◆ ABOUT THIS EXERCISE
Would you please copy the entries exactly, leaving every picture aside?

◆ DATA SUPPLIED

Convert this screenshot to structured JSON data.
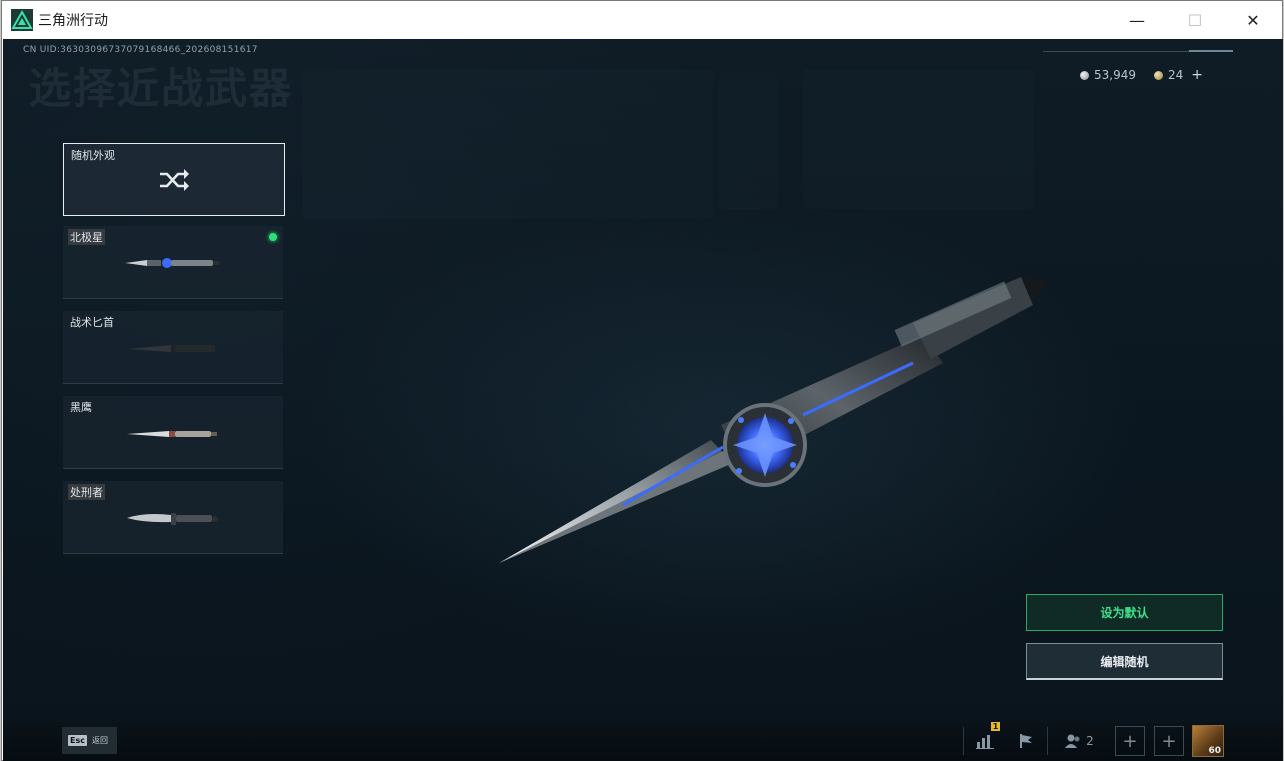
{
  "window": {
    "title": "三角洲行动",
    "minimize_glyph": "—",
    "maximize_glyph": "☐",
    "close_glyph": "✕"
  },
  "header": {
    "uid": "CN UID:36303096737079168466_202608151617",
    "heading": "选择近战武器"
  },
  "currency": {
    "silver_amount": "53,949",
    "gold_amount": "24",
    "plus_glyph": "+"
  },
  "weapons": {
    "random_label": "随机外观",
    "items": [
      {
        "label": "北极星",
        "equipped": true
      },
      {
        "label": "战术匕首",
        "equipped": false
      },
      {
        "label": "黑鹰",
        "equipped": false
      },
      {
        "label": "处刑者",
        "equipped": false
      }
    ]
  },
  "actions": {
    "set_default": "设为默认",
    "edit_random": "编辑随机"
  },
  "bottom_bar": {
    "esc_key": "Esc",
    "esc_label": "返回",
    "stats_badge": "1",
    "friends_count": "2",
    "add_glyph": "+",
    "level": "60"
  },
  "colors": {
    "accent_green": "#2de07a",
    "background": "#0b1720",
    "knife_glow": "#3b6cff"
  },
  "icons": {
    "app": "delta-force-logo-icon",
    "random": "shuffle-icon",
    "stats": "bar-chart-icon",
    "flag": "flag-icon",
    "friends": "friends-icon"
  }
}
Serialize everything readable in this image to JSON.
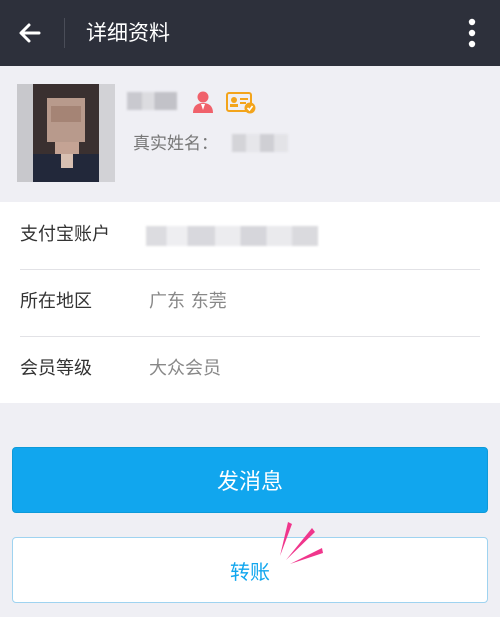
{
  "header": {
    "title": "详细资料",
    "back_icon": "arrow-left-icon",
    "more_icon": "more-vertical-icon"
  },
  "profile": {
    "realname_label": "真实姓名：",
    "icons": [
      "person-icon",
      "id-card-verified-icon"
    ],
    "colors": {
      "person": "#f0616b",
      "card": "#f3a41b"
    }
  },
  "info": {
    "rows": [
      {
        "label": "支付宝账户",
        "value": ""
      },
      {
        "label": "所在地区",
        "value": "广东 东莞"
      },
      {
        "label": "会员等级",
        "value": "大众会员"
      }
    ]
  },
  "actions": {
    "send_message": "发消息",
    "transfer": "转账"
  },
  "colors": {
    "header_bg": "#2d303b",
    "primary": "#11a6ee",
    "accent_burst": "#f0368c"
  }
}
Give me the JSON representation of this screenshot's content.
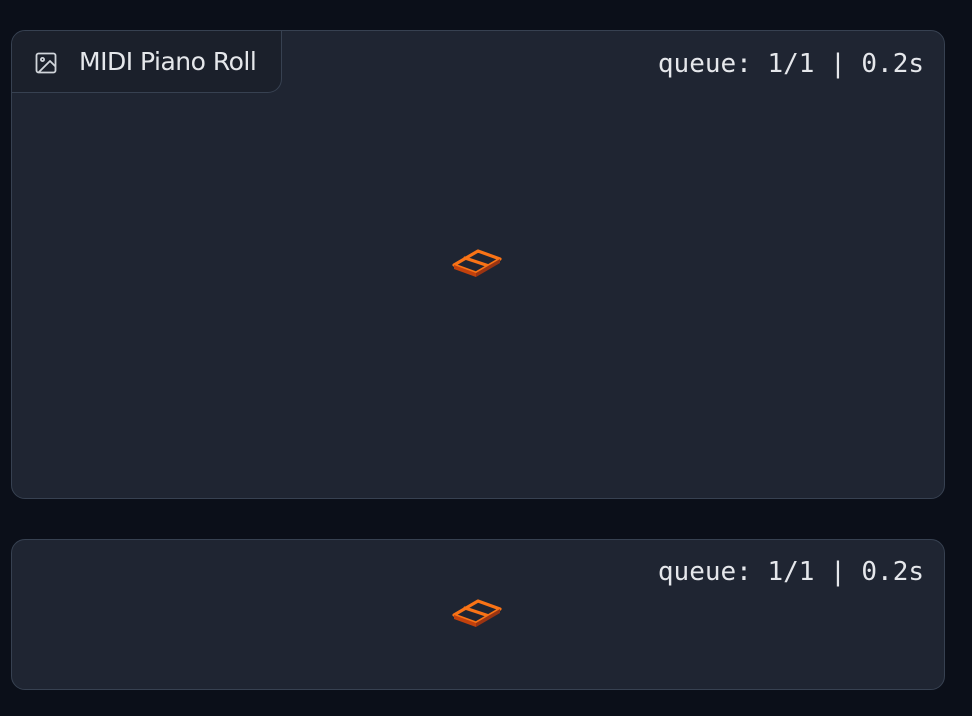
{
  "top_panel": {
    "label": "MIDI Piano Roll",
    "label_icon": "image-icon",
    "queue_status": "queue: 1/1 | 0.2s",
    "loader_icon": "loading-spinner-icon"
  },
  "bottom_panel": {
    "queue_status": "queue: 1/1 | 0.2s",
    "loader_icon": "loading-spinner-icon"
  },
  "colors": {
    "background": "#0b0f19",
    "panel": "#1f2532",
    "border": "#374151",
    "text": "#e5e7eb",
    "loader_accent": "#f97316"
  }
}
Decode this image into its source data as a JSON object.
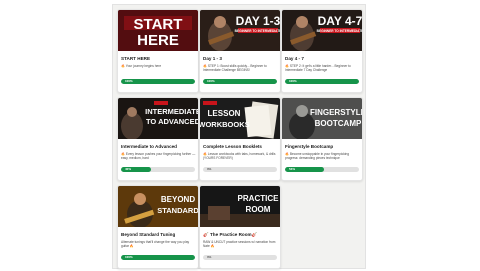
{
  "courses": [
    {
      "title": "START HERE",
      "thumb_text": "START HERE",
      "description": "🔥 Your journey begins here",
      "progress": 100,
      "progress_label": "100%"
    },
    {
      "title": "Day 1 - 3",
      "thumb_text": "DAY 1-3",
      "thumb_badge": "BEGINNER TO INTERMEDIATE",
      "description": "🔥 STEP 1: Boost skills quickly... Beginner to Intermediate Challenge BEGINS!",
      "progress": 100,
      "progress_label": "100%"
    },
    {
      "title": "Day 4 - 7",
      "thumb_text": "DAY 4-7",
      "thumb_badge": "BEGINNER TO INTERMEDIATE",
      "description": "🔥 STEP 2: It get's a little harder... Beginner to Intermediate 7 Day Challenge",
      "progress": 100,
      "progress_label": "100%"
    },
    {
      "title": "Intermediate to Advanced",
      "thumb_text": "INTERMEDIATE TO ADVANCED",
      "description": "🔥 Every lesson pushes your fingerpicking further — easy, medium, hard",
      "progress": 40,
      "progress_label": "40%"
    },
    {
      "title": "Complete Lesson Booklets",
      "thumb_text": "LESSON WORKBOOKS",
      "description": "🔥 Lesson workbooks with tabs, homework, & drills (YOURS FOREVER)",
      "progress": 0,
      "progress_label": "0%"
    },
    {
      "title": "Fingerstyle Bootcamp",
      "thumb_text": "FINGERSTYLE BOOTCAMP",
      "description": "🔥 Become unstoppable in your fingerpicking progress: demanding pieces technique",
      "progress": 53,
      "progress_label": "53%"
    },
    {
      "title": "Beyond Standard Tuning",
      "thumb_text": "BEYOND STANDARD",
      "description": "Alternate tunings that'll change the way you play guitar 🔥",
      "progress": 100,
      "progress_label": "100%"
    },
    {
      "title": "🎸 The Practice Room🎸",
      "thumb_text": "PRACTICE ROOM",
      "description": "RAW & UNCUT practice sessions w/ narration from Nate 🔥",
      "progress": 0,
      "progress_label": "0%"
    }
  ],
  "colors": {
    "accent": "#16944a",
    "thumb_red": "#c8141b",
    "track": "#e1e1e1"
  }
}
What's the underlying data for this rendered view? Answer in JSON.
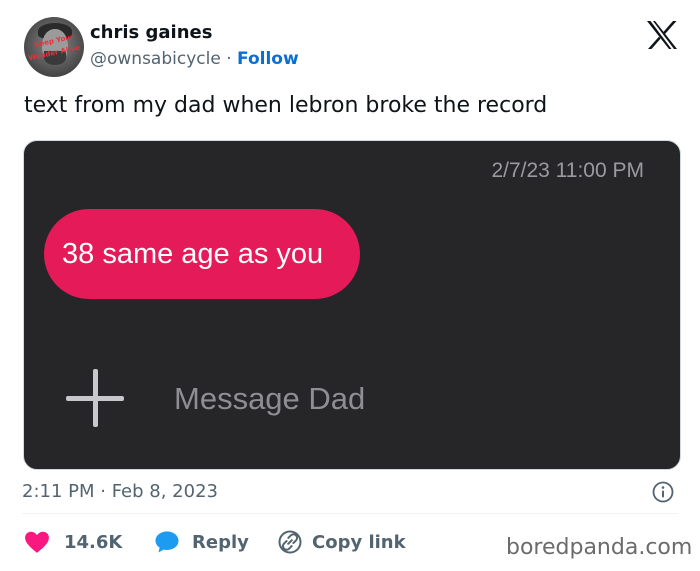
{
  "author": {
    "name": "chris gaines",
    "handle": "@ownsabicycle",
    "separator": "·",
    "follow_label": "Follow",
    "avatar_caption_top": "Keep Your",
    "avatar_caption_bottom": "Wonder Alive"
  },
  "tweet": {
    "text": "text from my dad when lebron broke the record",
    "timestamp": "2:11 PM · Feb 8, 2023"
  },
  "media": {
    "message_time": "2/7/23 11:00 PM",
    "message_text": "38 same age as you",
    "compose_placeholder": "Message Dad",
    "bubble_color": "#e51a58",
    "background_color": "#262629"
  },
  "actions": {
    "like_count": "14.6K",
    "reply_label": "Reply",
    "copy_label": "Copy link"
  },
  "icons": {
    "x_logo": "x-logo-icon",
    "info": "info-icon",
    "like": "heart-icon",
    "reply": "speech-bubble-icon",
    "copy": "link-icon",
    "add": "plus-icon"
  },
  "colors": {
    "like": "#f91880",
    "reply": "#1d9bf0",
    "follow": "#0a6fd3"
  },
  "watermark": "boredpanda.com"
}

◆ EXERCISE SOLUTION
Convert this screenshot to structured JSON data.
{
  "window": {
    "title": "三角洲行动",
    "minimize_glyph": "—",
    "maximize_glyph": "☐",
    "close_glyph": "✕"
  },
  "header": {
    "uid": "CN UID:36303096737079168466_202608151617",
    "heading": "选择近战武器"
  },
  "currency": {
    "silver_amount": "53,949",
    "gold_amount": "24",
    "plus_glyph": "+"
  },
  "weapons": {
    "random_label": "随机外观",
    "items": [
      {
        "label": "北极星",
        "equipped": true
      },
      {
        "label": "战术匕首",
        "equipped": false
      },
      {
        "label": "黑鹰",
        "equipped": false
      },
      {
        "label": "处刑者",
        "equipped": false
      }
    ]
  },
  "actions": {
    "set_default": "设为默认",
    "edit_random": "编辑随机"
  },
  "bottom_bar": {
    "esc_key": "Esc",
    "esc_label": "返回",
    "stats_badge": "1",
    "friends_count": "2",
    "add_glyph": "+",
    "level": "60"
  },
  "colors": {
    "accent_green": "#2de07a",
    "background": "#0b1720",
    "knife_glow": "#3b6cff"
  },
  "icons": {
    "app": "delta-force-logo-icon",
    "random": "shuffle-icon",
    "stats": "bar-chart-icon",
    "flag": "flag-icon",
    "friends": "friends-icon"
  }
}
Serialize everything readable in this image to JSON.
{
  "header": {
    "title": "详细资料",
    "back_icon": "arrow-left-icon",
    "more_icon": "more-vertical-icon"
  },
  "profile": {
    "realname_label": "真实姓名：",
    "icons": [
      "person-icon",
      "id-card-verified-icon"
    ],
    "colors": {
      "person": "#f0616b",
      "card": "#f3a41b"
    }
  },
  "info": {
    "rows": [
      {
        "label": "支付宝账户",
        "value": ""
      },
      {
        "label": "所在地区",
        "value": "广东 东莞"
      },
      {
        "label": "会员等级",
        "value": "大众会员"
      }
    ]
  },
  "actions": {
    "send_message": "发消息",
    "transfer": "转账"
  },
  "colors": {
    "header_bg": "#2d303b",
    "primary": "#11a6ee",
    "accent_burst": "#f0368c"
  }
}
Give me the JSON representation of this screenshot's content.
{
  "top_panel": {
    "label": "MIDI Piano Roll",
    "label_icon": "image-icon",
    "queue_status": "queue: 1/1 | 0.2s",
    "loader_icon": "loading-spinner-icon"
  },
  "bottom_panel": {
    "queue_status": "queue: 1/1 | 0.2s",
    "loader_icon": "loading-spinner-icon"
  },
  "colors": {
    "background": "#0b0f19",
    "panel": "#1f2532",
    "border": "#374151",
    "text": "#e5e7eb",
    "loader_accent": "#f97316"
  }
}
Decode this image into its source data as a JSON object.
{
  "courses": [
    {
      "title": "START HERE",
      "thumb_text": "START HERE",
      "description": "🔥 Your journey begins here",
      "progress": 100,
      "progress_label": "100%"
    },
    {
      "title": "Day 1 - 3",
      "thumb_text": "DAY 1-3",
      "thumb_badge": "BEGINNER TO INTERMEDIATE",
      "description": "🔥 STEP 1: Boost skills quickly... Beginner to Intermediate Challenge BEGINS!",
      "progress": 100,
      "progress_label": "100%"
    },
    {
      "title": "Day 4 - 7",
      "thumb_text": "DAY 4-7",
      "thumb_badge": "BEGINNER TO INTERMEDIATE",
      "description": "🔥 STEP 2: It get's a little harder... Beginner to Intermediate 7 Day Challenge",
      "progress": 100,
      "progress_label": "100%"
    },
    {
      "title": "Intermediate to Advanced",
      "thumb_text": "INTERMEDIATE TO ADVANCED",
      "description": "🔥 Every lesson pushes your fingerpicking further — easy, medium, hard",
      "progress": 40,
      "progress_label": "40%"
    },
    {
      "title": "Complete Lesson Booklets",
      "thumb_text": "LESSON WORKBOOKS",
      "description": "🔥 Lesson workbooks with tabs, homework, & drills (YOURS FOREVER)",
      "progress": 0,
      "progress_label": "0%"
    },
    {
      "title": "Fingerstyle Bootcamp",
      "thumb_text": "FINGERSTYLE BOOTCAMP",
      "description": "🔥 Become unstoppable in your fingerpicking progress: demanding pieces technique",
      "progress": 53,
      "progress_label": "53%"
    },
    {
      "title": "Beyond Standard Tuning",
      "thumb_text": "BEYOND STANDARD",
      "description": "Alternate tunings that'll change the way you play guitar 🔥",
      "progress": 100,
      "progress_label": "100%"
    },
    {
      "title": "🎸 The Practice Room🎸",
      "thumb_text": "PRACTICE ROOM",
      "description": "RAW & UNCUT practice sessions w/ narration from Nate 🔥",
      "progress": 0,
      "progress_label": "0%"
    }
  ],
  "colors": {
    "accent": "#16944a",
    "thumb_red": "#c8141b",
    "track": "#e1e1e1"
  }
}
What's the underlying data for this rendered view? Answer in JSON.
{
  "author": {
    "name": "chris gaines",
    "handle": "@ownsabicycle",
    "separator": "·",
    "follow_label": "Follow",
    "avatar_caption_top": "Keep Your",
    "avatar_caption_bottom": "Wonder Alive"
  },
  "tweet": {
    "text": "text from my dad when lebron broke the record",
    "timestamp": "2:11 PM · Feb 8, 2023"
  },
  "media": {
    "message_time": "2/7/23 11:00 PM",
    "message_text": "38 same age as you",
    "compose_placeholder": "Message Dad",
    "bubble_color": "#e51a58",
    "background_color": "#262629"
  },
  "actions": {
    "like_count": "14.6K",
    "reply_label": "Reply",
    "copy_label": "Copy link"
  },
  "icons": {
    "x_logo": "x-logo-icon",
    "info": "info-icon",
    "like": "heart-icon",
    "reply": "speech-bubble-icon",
    "copy": "link-icon",
    "add": "plus-icon"
  },
  "colors": {
    "like": "#f91880",
    "reply": "#1d9bf0",
    "follow": "#0a6fd3"
  },
  "watermark": "boredpanda.com"
}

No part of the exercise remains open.